raised, and the good news is proclaimed to the poor.” (Luke 7:22) In short,
people could know that he was the One because of his actions. That’s still true
today because Jesus is still doing those things, still changing lives for all
eternity. The first hint that Oz might actually be the great and powerful one
came when he made the lame walk; see the parallel there? One of the many proofs
that Jesus Christ is and always will be the great and powerful One came when he
made the lame walk, the blind see, and saved our souls for all eternity. It’s
just one more case of fiction echoing reality.

Now, that’s not to imply that Oz the Great and Powerful is in any way a “deep” movie. In truth,
it isn’t. It’s mostly just a fun ride in a colorful world with enjoyable
characters. Most of those characters are rather slight, and in truth, it’s a
shame the three leading ladies didn’t have more to do or more well-rounded
characters. I was also disappointed that a fun little twist involving one of
those characters is spoiled by the merchandising for the movie and is even
given away in the opening credits (it’s quick, but it’s there). On the flip
side, I did appreciate that this is a fun movie the whole family can enjoy. Oh,
there are some scary moments, but no more so than the original film. The scares
here aren’t really the kind that creep you out, but more of the someone-in-a-Halloween-mask
yelling out “boo!” kind. In a way, that too captures the spirit of the original
film. I remember thinking the witch and her minions were kind of scary when I
first saw that movie as a kid, but that was part of the charm and fun.

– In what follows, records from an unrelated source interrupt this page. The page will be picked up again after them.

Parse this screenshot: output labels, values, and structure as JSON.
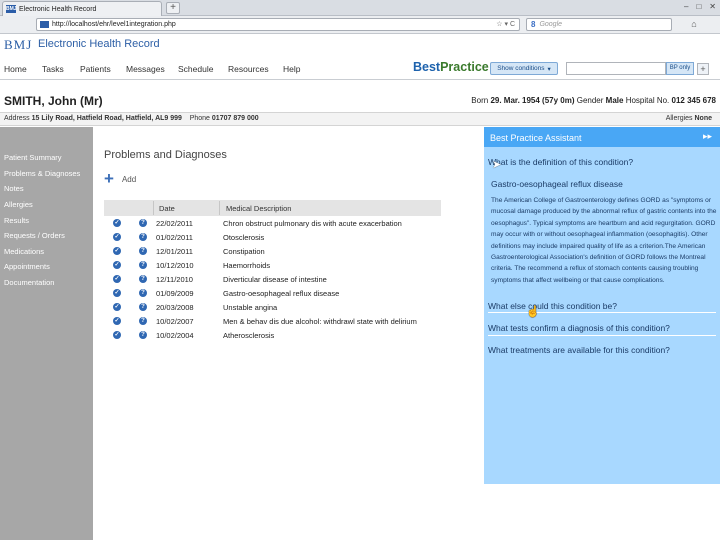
{
  "browser": {
    "tab_title": "Electronic Health Record",
    "new_tab": "+",
    "url": "http://localhost/ehr/level1integration.php",
    "url_tools": "☆ ▾ C",
    "search_engine": "8",
    "search_placeholder": "Google",
    "window_controls": [
      "–",
      "□",
      "✕"
    ]
  },
  "app": {
    "logo": "BMJ",
    "title": "Electronic Health Record"
  },
  "menu": [
    "Home",
    "Tasks",
    "Patients",
    "Messages",
    "Schedule",
    "Resources",
    "Help"
  ],
  "best_practice": {
    "logo_part1": "Best",
    "logo_part2": "Practice",
    "show_conditions": "Show conditions",
    "bp_only": "BP only",
    "plus": "+"
  },
  "patient": {
    "name": "SMITH, John (Mr)",
    "born_label": "Born",
    "born": "29. Mar. 1954 (57y 0m)",
    "gender_label": "Gender",
    "gender": "Male",
    "hospital_label": "Hospital No.",
    "hospital_no": "012 345 678",
    "address_label": "Address",
    "address": "15 Lily Road, Hatfield Road, Hatfield, AL9 999",
    "phone_label": "Phone",
    "phone": "01707 879 000",
    "allergies_label": "Allergies",
    "allergies": "None"
  },
  "sidebar": [
    "Patient Summary",
    "Problems & Diagnoses",
    "Notes",
    "Allergies",
    "Results",
    "Requests / Orders",
    "Medications",
    "Appointments",
    "Documentation"
  ],
  "main": {
    "title": "Problems and Diagnoses",
    "add_label": "Add",
    "columns": [
      "Date",
      "Medical Description"
    ],
    "rows": [
      {
        "date": "22/02/2011",
        "desc": "Chron obstruct pulmonary dis with acute exacerbation"
      },
      {
        "date": "01/02/2011",
        "desc": "Otosclerosis"
      },
      {
        "date": "12/01/2011",
        "desc": "Constipation"
      },
      {
        "date": "10/12/2010",
        "desc": "Haemorrhoids"
      },
      {
        "date": "12/11/2010",
        "desc": "Diverticular disease of intestine"
      },
      {
        "date": "01/09/2009",
        "desc": "Gastro-oesophageal reflux disease"
      },
      {
        "date": "20/03/2008",
        "desc": "Unstable angina"
      },
      {
        "date": "10/02/2007",
        "desc": "Men & behav dis due alcohol: withdrawl state with delirium"
      },
      {
        "date": "10/02/2004",
        "desc": "Atherosclerosis"
      }
    ]
  },
  "assistant": {
    "title": "Best Practice Assistant",
    "collapse": "▸▸",
    "q1": "What is the definition of this condition?",
    "answer_title": "Gastro-oesophageal reflux disease",
    "answer_text": "The American College of Gastroenterology defines GORD as \"symptoms or mucosal damage produced by the abnormal reflux of gastric contents into the oesophagus\". Typical symptoms are heartburn and acid regurgitation. GORD may occur with or without oesophageal inflammation (oesophagitis). Other definitions may include impaired quality of life as a criterion.The American Gastroenterological Association's definition of GORD follows the Montreal criteria. The recommend a reflux of stomach contents causing troubling symptoms that affect wellbeing or that cause complications.",
    "q2": "What else could this condition be?",
    "q3": "What tests confirm a diagnosis of this condition?",
    "q4": "What treatments are available for this condition?"
  }
}
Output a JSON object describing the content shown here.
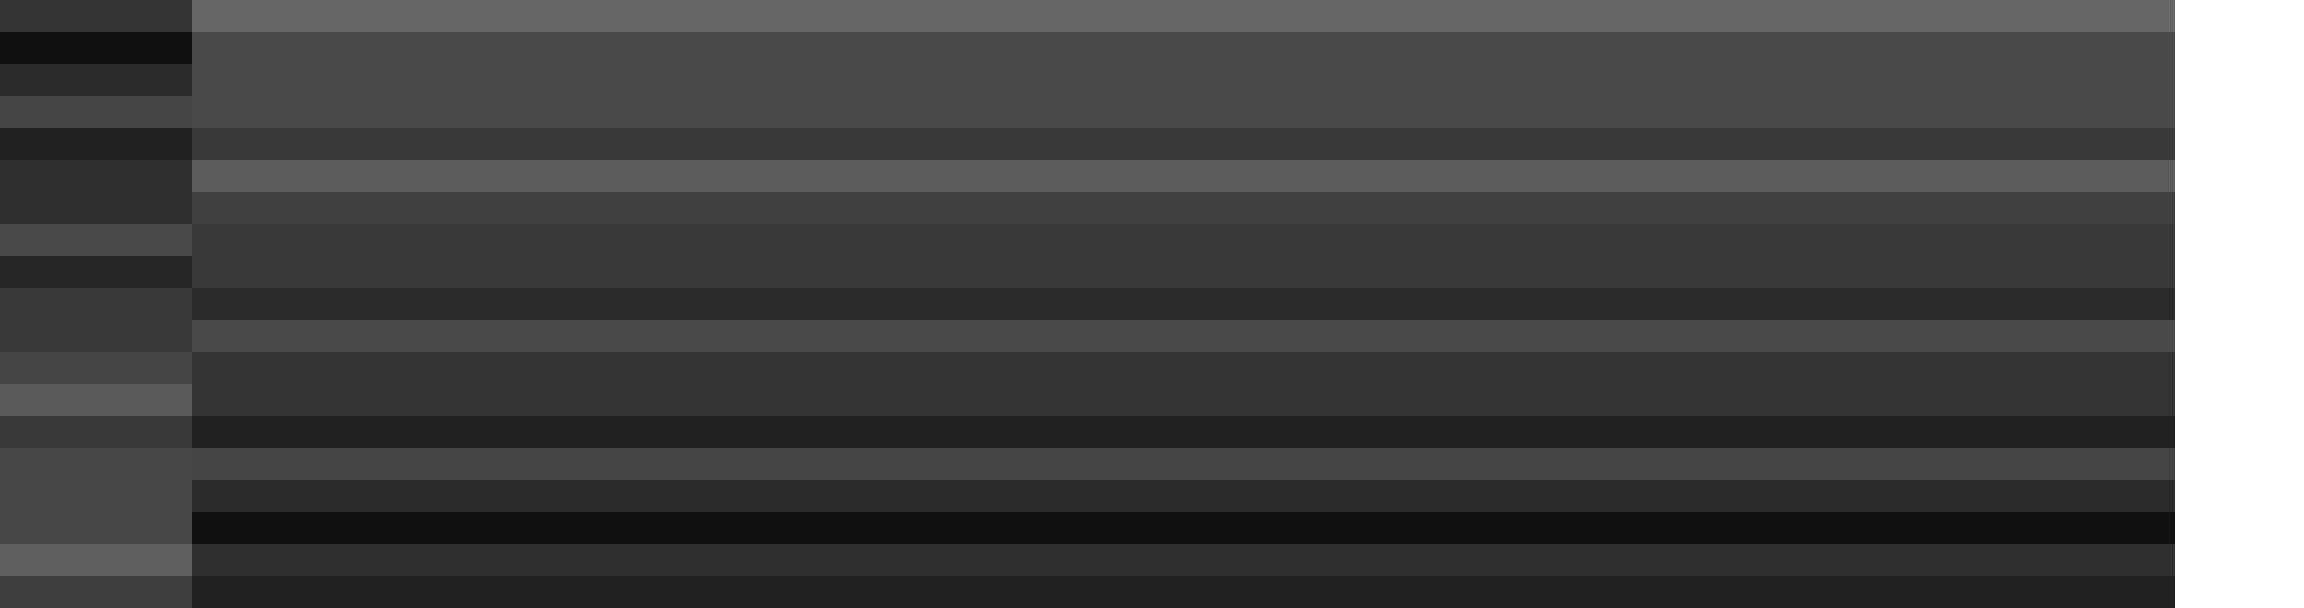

This isn’t a perfect movie, and probably not even a real
great one. Some of the things that lead into the Judy Garland “sequel” have you
seeing the events from the 1939 film in a different light, and not necessarily
for the better. And, thinking back on what the Wizard of Oz is like in the sequel,
it certainly doesn’t seem like he really changed all that drastically over the
years despite his adventures here. However, despite it’s flaws, Oz the Great and Powerful is a fun
movie, and one that’s sure to engage the imaginations of the younger generation
it’s obviously aiming at. Yet I also found it enjoyable as an adult, if for no
other reason that it does have the feel of being a ride at Disneyland, which
somehow have that magical ability to help us all feel like kids again. That’s a
pretty good feeling to have after seeing a movie.

Score: 5 of 7 – Oz the
Great and Powerful is rated PG. There are some scary moments with the witches
and their minions, and Oz himself is a bit of a ladies man. I still think it’s
a movie the whole family should probably enjoy.